Larval hostplants. In Shanxi recorded from Salix and Populus (Li & Guo, 1990). Recorded by Chu & Wang (1980) on Salix and Ulmus. However, the latter record, which has been reiterated by subsequent Chinese authors (e.g. Wang, 1988; 1993), is dubious and may have been a misidentified larva of Callambulyx t. tatarinovii (Bremer & Grey). The records listed by Chu & Wang (1980) under Laothoe amurensis amurensis are also probably applicable to Laothoe amurensis sinica (see above).
Recorded in Korea on Populus sieboldii (Park et al., 1999).

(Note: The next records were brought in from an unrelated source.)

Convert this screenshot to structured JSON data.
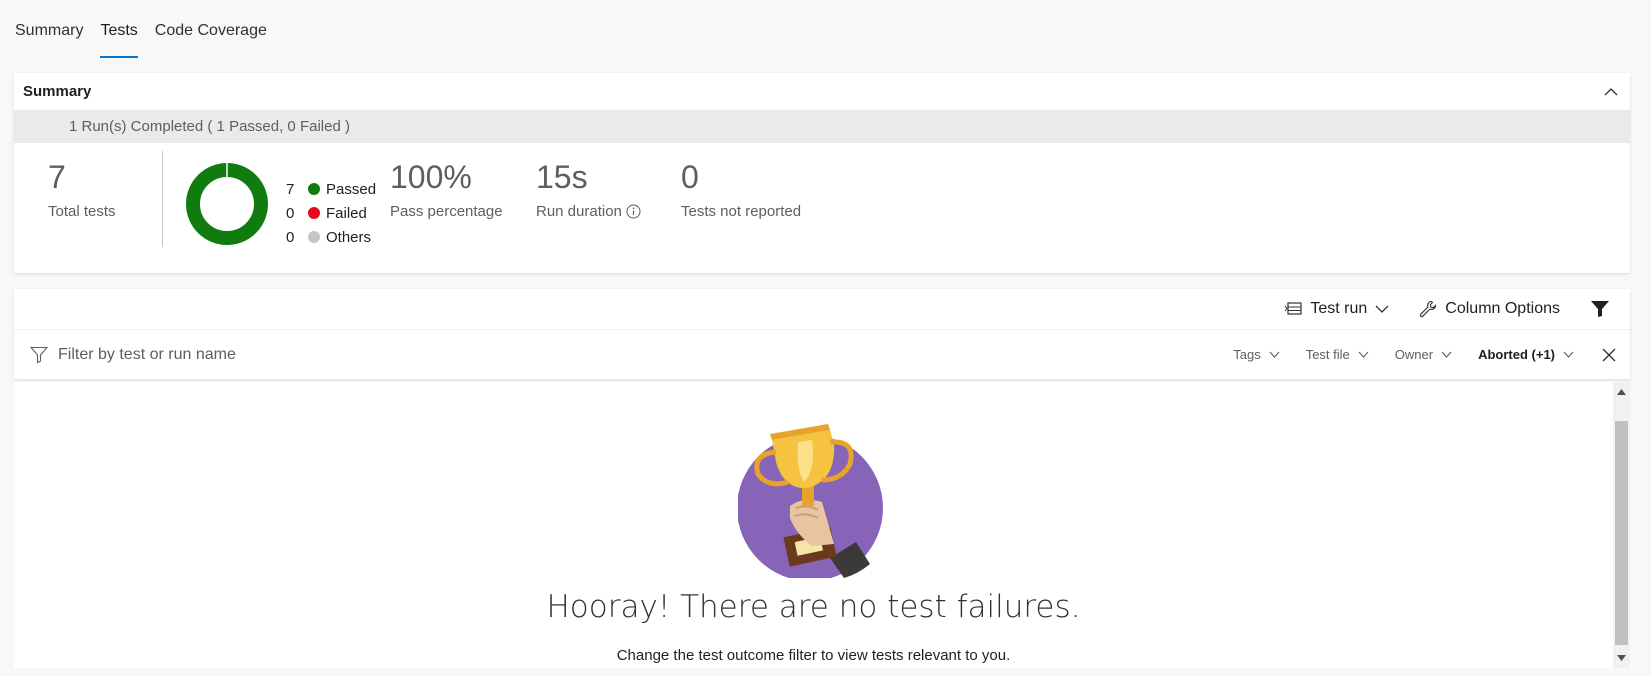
{
  "tabs": [
    {
      "label": "Summary",
      "active": false
    },
    {
      "label": "Tests",
      "active": true
    },
    {
      "label": "Code Coverage",
      "active": false
    }
  ],
  "summary": {
    "title": "Summary",
    "runs_text": "1 Run(s) Completed ( 1 Passed, 0 Failed )",
    "total_tests": {
      "value": "7",
      "label": "Total tests"
    },
    "legend": [
      {
        "count": "7",
        "label": "Passed",
        "color": "#107c10"
      },
      {
        "count": "0",
        "label": "Failed",
        "color": "#e00b1c"
      },
      {
        "count": "0",
        "label": "Others",
        "color": "#c8c6c4"
      }
    ],
    "pass_percentage": {
      "value": "100%",
      "label": "Pass percentage"
    },
    "run_duration": {
      "value": "15s",
      "label": "Run duration"
    },
    "tests_not_reported": {
      "value": "0",
      "label": "Tests not reported"
    }
  },
  "toolbar": {
    "test_run_label": "Test run",
    "column_options_label": "Column Options"
  },
  "filter": {
    "placeholder": "Filter by test or run name",
    "pills": {
      "tags": "Tags",
      "test_file": "Test file",
      "owner": "Owner",
      "outcome": "Aborted (+1)"
    }
  },
  "results": {
    "headline": "Hooray! There are no test failures.",
    "hint": "Change the test outcome filter to view tests relevant to you."
  },
  "colors": {
    "accent": "#0078d4",
    "passed": "#107c10",
    "failed": "#e00b1c",
    "others": "#c8c6c4",
    "trophy_bg": "#8764b8"
  },
  "icons": [
    "chevron-up-icon",
    "info-icon",
    "test-run-icon",
    "chevron-down-icon",
    "wrench-icon",
    "filter-funnel-icon",
    "funnel-outline-icon",
    "close-icon",
    "scroll-up-icon",
    "scroll-down-icon",
    "trophy-illustration"
  ]
}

China: Jilin (Changbai Shan); Liaoning (Changhai, Dachangshan Island); Beijing (Baihua Shan); Shanxi (Shuozhou; Taigu; Taiyuan; Tianzhen; Wenshui; Yuanping); Shaanxi (Huangling; Qinling, Taibai Shan; Yan'an; Xunyang, 1380m); Gansu (Ning Xian); Zhejiang (Tianmu Shan); Hubei (Luotian); Sichuan (Baoxing; Hanyuan; Jiulong; Kangding, 2540m; Yu Shan; Emei Shan, 1000m).
Previously considered endemic to the mountains of central-northern China, ranging from Shanxi, southwest through Shaanxi, the extreme southeast of Gansu, to Sichuan. Now known to also extend northeast to Beijing and Jilin, with isolated records from the Tianmu Shan, Zhejiang (specimens in IZAS).
North Korea: South Hwanghae Province (Mt. Kuwol, 950m); North Hamgyong Province (Jueul, 1500m; Gyungsung; Charyung; Muhak-san, Kilju City).
South Korea: Kyonggi Province (Suwon; Aengmubong; Gwangleung; Myungji-san); Kangwon Province (Seolak-san; Odae-san; Balwang-san; Sogumgang; Nochu-san; Chiak-san; Taebek-san; Donghae; Yanggu; Chuncheon; Bangtae-san; Jungseon); North Chungchong Province (Wolak-san); North Cholla Province (Deokyu-san); North Kyongsang Province (Seondal-san; Sobaek-san; Seongju; Ulleung-do); South Kyongsang Province (Gibaek-san; Gaji-san; Hamyang).
Endemic to China and Korea. Records from the Korean Peninsula appear to be all Laothoe amurensis sinica, as indicated by the specimens figured by Kim et al. (1982) and Park et al. (1999); however, this requires further study.
Holarctic; eastern Palaearctic region. Pleistocene refuge: Polycentric -- Sinotibetan and Yunnan refugia.